Wouldn’t an issue like data quality raise a similar conflict?
When you get into data quality now you’re looking at different things like how to deal with streaming data that’s flowing in, and that’s a different kind of data quality than most in that field have dealt with. In some examples you are trying to match multiple feeds from different sensors, maybe a temperature sensor and a motion sensor. You might expect the temperature sensor to respond 10 times a second. For some reason you lose three seconds and that’s potentially a data quality issue. In the book I talk about temporal alignment and the rate of arrival. It’s a different implementation of data quality, though things like metadata still apply. If you’re thinking about clickstream analytics, which is big data, how do you define a unique visitor to a website? How do define a session, one that is closed or one that is returned to while open? I found many governance issues in that vein that may not have been considered.
In your book you seem to use dictionaries and metadata as the connecting point of where these things can be aligned. Is that a kind of overlay or abstraction as opposed to an attempt to conform the data?
Yes, exactly, and if you want to align a customer’s Twitter feeds with their master record, you still have to define what a customer is. You think about whether customers are prospects or active clients just like in any other system.
What are some of the unknowns in big data governance companies need to manage before they take their experiments out of quarantine and into production?
First, you are right, I haven’t seen a lot of companies ready to integrate their big data governance policies with the rest. There are just so many things that need to be understood first, which is why governance is there in the first place. If I work in credit, can I use your Twitter account to make a loan decision? If I am in collections, can I use Facebook info under the Fair Debt Collections Act? You definitely have to start writing policies by jurisdiction. The state of Maryland and others now have policies that don’t allow employers to use social data to pre-screen candidates. There are concerns that a lot of social media contains protected information like age, race, gender or sexual orientation.
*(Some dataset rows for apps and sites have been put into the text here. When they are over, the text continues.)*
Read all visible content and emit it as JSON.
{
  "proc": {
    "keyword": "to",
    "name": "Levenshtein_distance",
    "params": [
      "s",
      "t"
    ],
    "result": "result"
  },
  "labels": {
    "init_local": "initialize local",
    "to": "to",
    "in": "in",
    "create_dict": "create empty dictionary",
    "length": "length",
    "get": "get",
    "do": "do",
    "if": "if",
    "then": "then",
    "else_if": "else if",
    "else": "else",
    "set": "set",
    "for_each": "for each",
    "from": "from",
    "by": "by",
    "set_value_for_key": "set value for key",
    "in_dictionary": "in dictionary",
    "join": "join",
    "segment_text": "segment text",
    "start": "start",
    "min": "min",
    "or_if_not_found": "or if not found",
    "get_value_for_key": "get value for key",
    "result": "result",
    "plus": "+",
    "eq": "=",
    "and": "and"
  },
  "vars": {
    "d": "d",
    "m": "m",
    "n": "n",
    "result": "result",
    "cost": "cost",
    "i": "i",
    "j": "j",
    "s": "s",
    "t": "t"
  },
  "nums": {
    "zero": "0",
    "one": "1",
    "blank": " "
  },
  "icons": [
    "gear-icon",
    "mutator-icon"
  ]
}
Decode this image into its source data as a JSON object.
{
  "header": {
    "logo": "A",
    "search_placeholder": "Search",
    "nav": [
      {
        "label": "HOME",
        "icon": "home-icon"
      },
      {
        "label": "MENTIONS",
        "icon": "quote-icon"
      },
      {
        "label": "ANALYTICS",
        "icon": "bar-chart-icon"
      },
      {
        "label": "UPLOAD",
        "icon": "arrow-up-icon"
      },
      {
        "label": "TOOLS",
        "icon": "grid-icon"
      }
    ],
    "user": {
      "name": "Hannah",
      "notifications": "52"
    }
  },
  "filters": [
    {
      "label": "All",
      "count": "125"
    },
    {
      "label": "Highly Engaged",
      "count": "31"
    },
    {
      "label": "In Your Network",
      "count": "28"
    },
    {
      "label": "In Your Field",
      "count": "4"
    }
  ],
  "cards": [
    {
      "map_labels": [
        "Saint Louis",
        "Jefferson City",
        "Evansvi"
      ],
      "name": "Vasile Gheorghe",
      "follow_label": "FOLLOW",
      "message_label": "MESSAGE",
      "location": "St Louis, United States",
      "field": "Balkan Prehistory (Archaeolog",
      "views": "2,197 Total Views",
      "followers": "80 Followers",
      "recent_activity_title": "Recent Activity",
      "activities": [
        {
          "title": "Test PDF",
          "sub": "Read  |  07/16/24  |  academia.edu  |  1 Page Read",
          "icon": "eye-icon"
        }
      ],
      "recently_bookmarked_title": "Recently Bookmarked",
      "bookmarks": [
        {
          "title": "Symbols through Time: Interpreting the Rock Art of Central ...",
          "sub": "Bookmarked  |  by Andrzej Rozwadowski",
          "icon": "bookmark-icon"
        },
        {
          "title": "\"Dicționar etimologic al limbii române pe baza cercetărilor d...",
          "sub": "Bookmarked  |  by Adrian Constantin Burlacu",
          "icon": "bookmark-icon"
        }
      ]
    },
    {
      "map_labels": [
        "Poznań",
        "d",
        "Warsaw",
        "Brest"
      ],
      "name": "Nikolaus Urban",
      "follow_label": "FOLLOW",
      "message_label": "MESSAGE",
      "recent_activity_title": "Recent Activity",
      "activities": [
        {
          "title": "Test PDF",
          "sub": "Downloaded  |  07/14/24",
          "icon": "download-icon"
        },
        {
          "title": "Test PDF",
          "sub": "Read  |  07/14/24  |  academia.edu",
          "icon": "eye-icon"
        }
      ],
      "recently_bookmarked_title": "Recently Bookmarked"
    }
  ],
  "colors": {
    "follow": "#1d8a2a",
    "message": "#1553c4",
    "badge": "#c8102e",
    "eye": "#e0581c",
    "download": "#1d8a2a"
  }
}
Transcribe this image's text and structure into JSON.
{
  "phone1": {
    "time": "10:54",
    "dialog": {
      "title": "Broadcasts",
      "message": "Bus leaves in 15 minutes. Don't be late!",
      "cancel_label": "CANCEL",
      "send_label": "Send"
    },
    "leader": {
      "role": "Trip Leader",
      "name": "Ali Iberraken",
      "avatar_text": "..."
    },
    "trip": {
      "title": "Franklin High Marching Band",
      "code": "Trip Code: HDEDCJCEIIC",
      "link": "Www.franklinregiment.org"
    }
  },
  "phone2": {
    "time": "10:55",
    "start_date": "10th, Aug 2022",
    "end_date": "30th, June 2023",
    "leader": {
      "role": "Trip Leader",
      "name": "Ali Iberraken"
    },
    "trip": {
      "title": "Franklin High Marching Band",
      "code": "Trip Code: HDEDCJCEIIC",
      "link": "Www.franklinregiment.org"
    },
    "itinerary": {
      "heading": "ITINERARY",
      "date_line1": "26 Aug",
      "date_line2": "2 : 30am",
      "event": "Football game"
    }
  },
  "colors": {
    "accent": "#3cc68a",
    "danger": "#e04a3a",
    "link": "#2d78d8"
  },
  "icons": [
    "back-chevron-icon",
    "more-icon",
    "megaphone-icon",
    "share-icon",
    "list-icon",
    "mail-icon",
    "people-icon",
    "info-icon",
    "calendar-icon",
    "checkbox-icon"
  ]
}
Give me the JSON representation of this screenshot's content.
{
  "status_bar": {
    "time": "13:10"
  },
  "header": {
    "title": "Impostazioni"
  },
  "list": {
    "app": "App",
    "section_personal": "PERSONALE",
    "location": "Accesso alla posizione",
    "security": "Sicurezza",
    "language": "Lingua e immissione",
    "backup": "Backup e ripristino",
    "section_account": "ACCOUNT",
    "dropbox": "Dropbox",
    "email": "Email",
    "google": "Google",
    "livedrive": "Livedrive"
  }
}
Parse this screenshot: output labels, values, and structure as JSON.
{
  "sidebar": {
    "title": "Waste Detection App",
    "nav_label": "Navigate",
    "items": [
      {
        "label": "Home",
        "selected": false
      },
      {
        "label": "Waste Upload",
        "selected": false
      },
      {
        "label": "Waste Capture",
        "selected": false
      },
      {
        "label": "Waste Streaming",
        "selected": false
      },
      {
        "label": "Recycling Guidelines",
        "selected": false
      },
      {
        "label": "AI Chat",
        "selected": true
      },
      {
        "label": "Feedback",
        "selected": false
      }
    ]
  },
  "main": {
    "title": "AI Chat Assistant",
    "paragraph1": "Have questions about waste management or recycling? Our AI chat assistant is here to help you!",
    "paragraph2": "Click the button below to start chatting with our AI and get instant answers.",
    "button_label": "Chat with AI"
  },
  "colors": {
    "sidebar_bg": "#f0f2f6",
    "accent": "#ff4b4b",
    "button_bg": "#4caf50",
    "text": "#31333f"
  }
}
You cannot consult social media and later claim you didn’t discriminate with that knowledge.
It reminds me of some of the unintended consequences marketers have experienced using analytics against customer records that backfired after they dug too deeply into a person’s history.
I think that’s a similar challenge for big data because so many regulations are evolving. There’s also reason to worry about reputational backlash if you cross a line with social information that is also deemed personal. I advise clients to be conscious in both the regulator and reputational areas but remind them big data has many types to take advantage of. That can also be a problem when you start integrating multiple types of data and focus a lot of analytical power that can push the edges of privacy, but again, that’s where governance comes in. It will be interesting to follow how people in privacy and legal departments will have their own take on data governance and risk.